Task to carry out -> The expected output is every entry that follows, reproduced exactly.

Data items
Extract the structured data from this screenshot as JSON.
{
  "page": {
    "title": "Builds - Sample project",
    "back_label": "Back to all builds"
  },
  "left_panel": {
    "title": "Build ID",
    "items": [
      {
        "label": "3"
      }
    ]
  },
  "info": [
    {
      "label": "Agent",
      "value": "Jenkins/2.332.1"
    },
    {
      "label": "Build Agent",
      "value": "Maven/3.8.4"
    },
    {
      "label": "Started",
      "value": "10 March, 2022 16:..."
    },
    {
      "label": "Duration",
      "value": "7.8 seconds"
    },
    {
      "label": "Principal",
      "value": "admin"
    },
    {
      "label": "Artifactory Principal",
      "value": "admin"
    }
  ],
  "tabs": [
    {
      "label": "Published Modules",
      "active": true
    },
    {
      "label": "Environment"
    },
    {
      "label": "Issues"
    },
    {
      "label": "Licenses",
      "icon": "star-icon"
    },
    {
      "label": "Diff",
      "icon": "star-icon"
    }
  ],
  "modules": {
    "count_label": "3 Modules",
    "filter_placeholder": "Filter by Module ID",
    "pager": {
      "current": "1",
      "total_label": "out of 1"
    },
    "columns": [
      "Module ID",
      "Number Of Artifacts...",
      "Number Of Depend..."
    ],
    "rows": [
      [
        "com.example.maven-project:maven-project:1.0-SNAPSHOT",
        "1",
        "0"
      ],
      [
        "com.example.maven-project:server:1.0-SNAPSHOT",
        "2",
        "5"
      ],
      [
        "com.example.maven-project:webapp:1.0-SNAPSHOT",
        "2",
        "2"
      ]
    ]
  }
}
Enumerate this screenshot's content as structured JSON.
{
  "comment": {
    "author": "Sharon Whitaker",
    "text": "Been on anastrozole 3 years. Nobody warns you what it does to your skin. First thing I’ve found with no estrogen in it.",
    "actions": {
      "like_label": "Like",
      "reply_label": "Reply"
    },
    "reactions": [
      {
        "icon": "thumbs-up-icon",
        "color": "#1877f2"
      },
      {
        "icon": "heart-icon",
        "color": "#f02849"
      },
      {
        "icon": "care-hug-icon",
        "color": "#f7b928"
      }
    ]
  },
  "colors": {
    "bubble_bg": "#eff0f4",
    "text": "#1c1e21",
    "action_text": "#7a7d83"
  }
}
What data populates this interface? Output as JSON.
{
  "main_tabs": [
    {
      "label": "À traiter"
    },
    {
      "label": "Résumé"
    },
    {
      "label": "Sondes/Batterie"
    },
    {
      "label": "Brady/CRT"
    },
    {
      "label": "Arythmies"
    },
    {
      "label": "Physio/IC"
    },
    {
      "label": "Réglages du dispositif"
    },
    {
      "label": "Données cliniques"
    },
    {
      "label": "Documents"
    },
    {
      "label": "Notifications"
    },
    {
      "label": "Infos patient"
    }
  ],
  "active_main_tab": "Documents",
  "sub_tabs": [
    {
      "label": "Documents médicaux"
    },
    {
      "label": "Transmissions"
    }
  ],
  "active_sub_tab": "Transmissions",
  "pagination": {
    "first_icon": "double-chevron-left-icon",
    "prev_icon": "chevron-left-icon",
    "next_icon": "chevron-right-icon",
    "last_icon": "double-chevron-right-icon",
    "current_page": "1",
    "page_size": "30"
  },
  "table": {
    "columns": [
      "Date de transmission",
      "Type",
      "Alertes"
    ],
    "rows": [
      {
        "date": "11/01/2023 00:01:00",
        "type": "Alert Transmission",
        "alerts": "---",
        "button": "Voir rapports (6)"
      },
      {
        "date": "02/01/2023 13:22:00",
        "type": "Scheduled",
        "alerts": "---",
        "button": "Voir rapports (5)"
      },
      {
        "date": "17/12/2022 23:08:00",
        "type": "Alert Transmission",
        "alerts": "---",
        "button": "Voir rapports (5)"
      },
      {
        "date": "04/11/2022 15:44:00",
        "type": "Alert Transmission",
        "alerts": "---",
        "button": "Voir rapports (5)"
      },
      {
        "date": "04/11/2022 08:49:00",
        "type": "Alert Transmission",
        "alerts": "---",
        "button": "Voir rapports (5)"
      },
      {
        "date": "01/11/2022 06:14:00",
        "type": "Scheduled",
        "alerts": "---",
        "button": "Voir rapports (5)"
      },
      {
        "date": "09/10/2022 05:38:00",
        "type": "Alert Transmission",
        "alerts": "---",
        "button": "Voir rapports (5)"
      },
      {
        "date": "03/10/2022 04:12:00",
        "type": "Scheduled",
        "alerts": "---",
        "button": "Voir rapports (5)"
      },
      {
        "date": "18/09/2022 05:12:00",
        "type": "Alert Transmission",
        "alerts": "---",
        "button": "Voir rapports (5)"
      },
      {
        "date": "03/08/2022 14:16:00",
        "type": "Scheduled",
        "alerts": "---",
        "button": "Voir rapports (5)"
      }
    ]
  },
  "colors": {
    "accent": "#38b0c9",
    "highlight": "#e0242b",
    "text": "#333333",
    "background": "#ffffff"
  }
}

Response area ->
Extract the structured data from this screenshot as JSON.
{
  "page": {
    "title": "Builds - Sample project",
    "back_label": "Back to all builds"
  },
  "left_panel": {
    "title": "Build ID",
    "items": [
      {
        "label": "3"
      }
    ]
  },
  "info": [
    {
      "label": "Agent",
      "value": "Jenkins/2.332.1"
    },
    {
      "label": "Build Agent",
      "value": "Maven/3.8.4"
    },
    {
      "label": "Started",
      "value": "10 March, 2022 16:..."
    },
    {
      "label": "Duration",
      "value": "7.8 seconds"
    },
    {
      "label": "Principal",
      "value": "admin"
    },
    {
      "label": "Artifactory Principal",
      "value": "admin"
    }
  ],
  "tabs": [
    {
      "label": "Published Modules",
      "active": true
    },
    {
      "label": "Environment"
    },
    {
      "label": "Issues"
    },
    {
      "label": "Licenses",
      "icon": "star-icon"
    },
    {
      "label": "Diff",
      "icon": "star-icon"
    }
  ],
  "modules": {
    "count_label": "3 Modules",
    "filter_placeholder": "Filter by Module ID",
    "pager": {
      "current": "1",
      "total_label": "out of 1"
    },
    "columns": [
      "Module ID",
      "Number Of Artifacts...",
      "Number Of Depend..."
    ],
    "rows": [
      [
        "com.example.maven-project:maven-project:1.0-SNAPSHOT",
        "1",
        "0"
      ],
      [
        "com.example.maven-project:server:1.0-SNAPSHOT",
        "2",
        "5"
      ],
      [
        "com.example.maven-project:webapp:1.0-SNAPSHOT",
        "2",
        "2"
      ]
    ]
  }
}
Enumerate this screenshot's content as structured JSON.
{
  "comment": {
    "author": "Sharon Whitaker",
    "text": "Been on anastrozole 3 years. Nobody warns you what it does to your skin. First thing I’ve found with no estrogen in it.",
    "actions": {
      "like_label": "Like",
      "reply_label": "Reply"
    },
    "reactions": [
      {
        "icon": "thumbs-up-icon",
        "color": "#1877f2"
      },
      {
        "icon": "heart-icon",
        "color": "#f02849"
      },
      {
        "icon": "care-hug-icon",
        "color": "#f7b928"
      }
    ]
  },
  "colors": {
    "bubble_bg": "#eff0f4",
    "text": "#1c1e21",
    "action_text": "#7a7d83"
  }
}
What data populates this interface? Output as JSON.
{
  "main_tabs": [
    {
      "label": "À traiter"
    },
    {
      "label": "Résumé"
    },
    {
      "label": "Sondes/Batterie"
    },
    {
      "label": "Brady/CRT"
    },
    {
      "label": "Arythmies"
    },
    {
      "label": "Physio/IC"
    },
    {
      "label": "Réglages du dispositif"
    },
    {
      "label": "Données cliniques"
    },
    {
      "label": "Documents"
    },
    {
      "label": "Notifications"
    },
    {
      "label": "Infos patient"
    }
  ],
  "active_main_tab": "Documents",
  "sub_tabs": [
    {
      "label": "Documents médicaux"
    },
    {
      "label": "Transmissions"
    }
  ],
  "active_sub_tab": "Transmissions",
  "pagination": {
    "first_icon": "double-chevron-left-icon",
    "prev_icon": "chevron-left-icon",
    "next_icon": "chevron-right-icon",
    "last_icon": "double-chevron-right-icon",
    "current_page": "1",
    "page_size": "30"
  },
  "table": {
    "columns": [
      "Date de transmission",
      "Type",
      "Alertes"
    ],
    "rows": [
      {
        "date": "11/01/2023 00:01:00",
        "type": "Alert Transmission",
        "alerts": "---",
        "button": "Voir rapports (6)"
      },
      {
        "date": "02/01/2023 13:22:00",
        "type": "Scheduled",
        "alerts": "---",
        "button": "Voir rapports (5)"
      },
      {
        "date": "17/12/2022 23:08:00",
        "type": "Alert Transmission",
        "alerts": "---",
        "button": "Voir rapports (5)"
      },
      {
        "date": "04/11/2022 15:44:00",
        "type": "Alert Transmission",
        "alerts": "---",
        "button": "Voir rapports (5)"
      },
      {
        "date": "04/11/2022 08:49:00",
        "type": "Alert Transmission",
        "alerts": "---",
        "button": "Voir rapports (5)"
      },
      {
        "date": "01/11/2022 06:14:00",
        "type": "Scheduled",
        "alerts": "---",
        "button": "Voir rapports (5)"
      },
      {
        "date": "09/10/2022 05:38:00",
        "type": "Alert Transmission",
        "alerts": "---",
        "button": "Voir rapports (5)"
      },
      {
        "date": "03/10/2022 04:12:00",
        "type": "Scheduled",
        "alerts": "---",
        "button": "Voir rapports (5)"
      },
      {
        "date": "18/09/2022 05:12:00",
        "type": "Alert Transmission",
        "alerts": "---",
        "button": "Voir rapports (5)"
      },
      {
        "date": "03/08/2022 14:16:00",
        "type": "Scheduled",
        "alerts": "---",
        "button": "Voir rapports (5)"
      }
    ]
  },
  "colors": {
    "accent": "#38b0c9",
    "highlight": "#e0242b",
    "text": "#333333",
    "background": "#ffffff"
  }
}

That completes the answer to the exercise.